Page and application data records
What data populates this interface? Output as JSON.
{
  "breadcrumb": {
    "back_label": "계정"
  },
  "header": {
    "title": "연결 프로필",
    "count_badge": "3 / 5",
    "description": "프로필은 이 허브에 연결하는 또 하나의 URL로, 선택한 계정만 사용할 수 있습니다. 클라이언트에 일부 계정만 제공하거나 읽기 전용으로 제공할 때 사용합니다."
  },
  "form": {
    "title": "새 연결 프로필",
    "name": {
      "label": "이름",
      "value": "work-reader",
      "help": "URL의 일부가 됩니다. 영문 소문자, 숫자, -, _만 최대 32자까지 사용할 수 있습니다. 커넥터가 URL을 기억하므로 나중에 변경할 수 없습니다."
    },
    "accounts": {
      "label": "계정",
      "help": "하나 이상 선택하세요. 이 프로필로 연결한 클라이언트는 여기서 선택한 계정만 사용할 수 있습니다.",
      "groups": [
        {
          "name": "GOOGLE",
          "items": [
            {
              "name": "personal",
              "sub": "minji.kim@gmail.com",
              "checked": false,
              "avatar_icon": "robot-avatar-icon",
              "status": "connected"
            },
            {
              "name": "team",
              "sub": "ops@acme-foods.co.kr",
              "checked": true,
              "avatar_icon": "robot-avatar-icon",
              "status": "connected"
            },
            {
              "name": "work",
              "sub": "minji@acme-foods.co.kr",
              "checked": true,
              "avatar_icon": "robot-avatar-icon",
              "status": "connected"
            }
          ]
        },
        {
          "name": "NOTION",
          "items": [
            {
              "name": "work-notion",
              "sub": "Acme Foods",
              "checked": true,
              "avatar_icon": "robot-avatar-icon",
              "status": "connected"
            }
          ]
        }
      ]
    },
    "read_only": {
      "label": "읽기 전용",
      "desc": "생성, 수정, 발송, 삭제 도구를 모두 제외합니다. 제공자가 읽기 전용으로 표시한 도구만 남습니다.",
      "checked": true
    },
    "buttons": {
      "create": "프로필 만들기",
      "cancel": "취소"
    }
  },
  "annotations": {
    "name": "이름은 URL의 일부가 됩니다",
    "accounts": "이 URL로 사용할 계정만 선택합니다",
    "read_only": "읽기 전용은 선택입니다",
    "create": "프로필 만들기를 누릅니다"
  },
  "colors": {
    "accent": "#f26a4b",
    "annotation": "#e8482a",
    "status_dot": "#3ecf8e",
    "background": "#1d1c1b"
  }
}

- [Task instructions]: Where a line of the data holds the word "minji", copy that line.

- [Task result]:
              "sub": "minji.kim@gmail.com",
              "sub": "minji@acme-foods.co.kr",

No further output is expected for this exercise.